“Apparently it’s six to eight weeks recovery time if you put your feet up. But, obviously, with the biggest tournament on the calendar this week, I can’t really afford to do that,” Westwood said. “It’s just a case of managing it, strapping it up, trying to keep the swelling from getting any worse and playing as well as I can.”
The leg doesn’t hurt as badly as it did in France, but Westwood said he can still feel it in his swing.
“When I try and go up on my toe and then twist, I’m using it then and it’s kind of stretching it out and feels uncomfortable,” he said. “The very last part, I’m just a little bit apprehensive.”
Westwood said he has no idea what caused the injury, other than playing professional golf for 17 years. But it might explain the aching Achilles’ he’d had the last eight months. The plantaris goes all the way down to the ankle – asked where, exactly, the muscle is located, Westwood cracked, “In the dictionary, under `P,”’ – and he thinks he might have mistaken the deteriorating muscle for Achilles’ pain.
Rest is the only real cure for the injury, but doctors have told Westwood he won’t cause further damage by playing. He wrapped the ankle when he played Monday, and will test out different alignments over the next couple of days to see what works best and gives him the most support.
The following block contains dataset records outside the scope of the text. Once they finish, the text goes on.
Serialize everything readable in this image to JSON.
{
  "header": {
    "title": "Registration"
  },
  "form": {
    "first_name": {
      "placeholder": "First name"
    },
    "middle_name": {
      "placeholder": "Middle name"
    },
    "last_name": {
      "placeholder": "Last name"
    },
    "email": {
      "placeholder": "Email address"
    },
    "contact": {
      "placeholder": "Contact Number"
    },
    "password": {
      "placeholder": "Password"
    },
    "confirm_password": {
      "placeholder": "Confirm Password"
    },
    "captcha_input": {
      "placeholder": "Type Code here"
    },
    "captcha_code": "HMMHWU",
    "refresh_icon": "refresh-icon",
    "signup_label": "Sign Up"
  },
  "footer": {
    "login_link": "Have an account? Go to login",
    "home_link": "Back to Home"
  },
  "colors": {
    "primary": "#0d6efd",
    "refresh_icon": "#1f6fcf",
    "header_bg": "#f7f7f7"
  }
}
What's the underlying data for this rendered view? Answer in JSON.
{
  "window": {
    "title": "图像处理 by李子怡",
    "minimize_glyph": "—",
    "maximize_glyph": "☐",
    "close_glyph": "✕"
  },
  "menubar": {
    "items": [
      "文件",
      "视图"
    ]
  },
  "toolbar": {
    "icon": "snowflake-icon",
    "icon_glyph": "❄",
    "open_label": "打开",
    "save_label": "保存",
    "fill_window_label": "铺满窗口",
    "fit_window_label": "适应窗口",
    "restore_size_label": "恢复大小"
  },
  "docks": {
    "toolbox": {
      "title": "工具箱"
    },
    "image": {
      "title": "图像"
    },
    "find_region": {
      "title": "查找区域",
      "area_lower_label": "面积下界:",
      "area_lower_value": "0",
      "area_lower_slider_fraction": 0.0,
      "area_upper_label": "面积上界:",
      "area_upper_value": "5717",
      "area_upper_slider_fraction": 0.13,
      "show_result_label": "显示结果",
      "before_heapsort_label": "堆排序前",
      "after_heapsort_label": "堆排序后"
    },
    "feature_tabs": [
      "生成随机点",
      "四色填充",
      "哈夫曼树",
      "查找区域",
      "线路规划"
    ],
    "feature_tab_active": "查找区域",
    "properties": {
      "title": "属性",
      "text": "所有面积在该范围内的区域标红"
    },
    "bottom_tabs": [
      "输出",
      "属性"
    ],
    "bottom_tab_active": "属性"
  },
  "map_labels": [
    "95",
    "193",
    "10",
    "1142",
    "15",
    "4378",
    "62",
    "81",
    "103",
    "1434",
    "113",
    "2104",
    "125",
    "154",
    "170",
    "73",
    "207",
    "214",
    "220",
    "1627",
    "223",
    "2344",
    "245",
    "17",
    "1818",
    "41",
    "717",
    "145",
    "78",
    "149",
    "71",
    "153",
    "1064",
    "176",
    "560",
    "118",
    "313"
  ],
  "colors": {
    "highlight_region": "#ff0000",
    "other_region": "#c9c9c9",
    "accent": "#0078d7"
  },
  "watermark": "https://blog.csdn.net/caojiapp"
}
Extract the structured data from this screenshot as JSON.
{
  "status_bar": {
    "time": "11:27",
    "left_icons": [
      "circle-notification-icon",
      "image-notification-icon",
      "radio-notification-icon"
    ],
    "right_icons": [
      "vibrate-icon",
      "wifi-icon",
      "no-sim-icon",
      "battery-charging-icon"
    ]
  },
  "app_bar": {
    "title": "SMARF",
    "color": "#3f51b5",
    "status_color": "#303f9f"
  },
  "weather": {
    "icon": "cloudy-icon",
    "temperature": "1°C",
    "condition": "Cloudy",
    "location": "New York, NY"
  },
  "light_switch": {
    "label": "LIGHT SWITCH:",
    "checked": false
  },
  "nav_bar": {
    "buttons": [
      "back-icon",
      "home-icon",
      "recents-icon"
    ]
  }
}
After playing six holes Monday, he plans to play 18 on Tuesday. The forecast for Wednesday isn’t great – showers and wind – so Westwood said he might only play a few holes.
“I’m still pretty confident,” he said. “My legs feel like I haven’t done anything to decrease the power and the muscles in my legs. We’ve done tests on all of that. So I’m feeling fresh and think by Thursday, I’ll be ready to go.”
Reminded that Padraig Harrington won the 2008 British Open with a wrist so sore the Irishman wasn’t even sure he’d be able to start the tournament, Westwood smiled.
“That’s the old saying, isn’t it? `Beware the injured golfer,”’ he said. “Hopefully that will ring true.”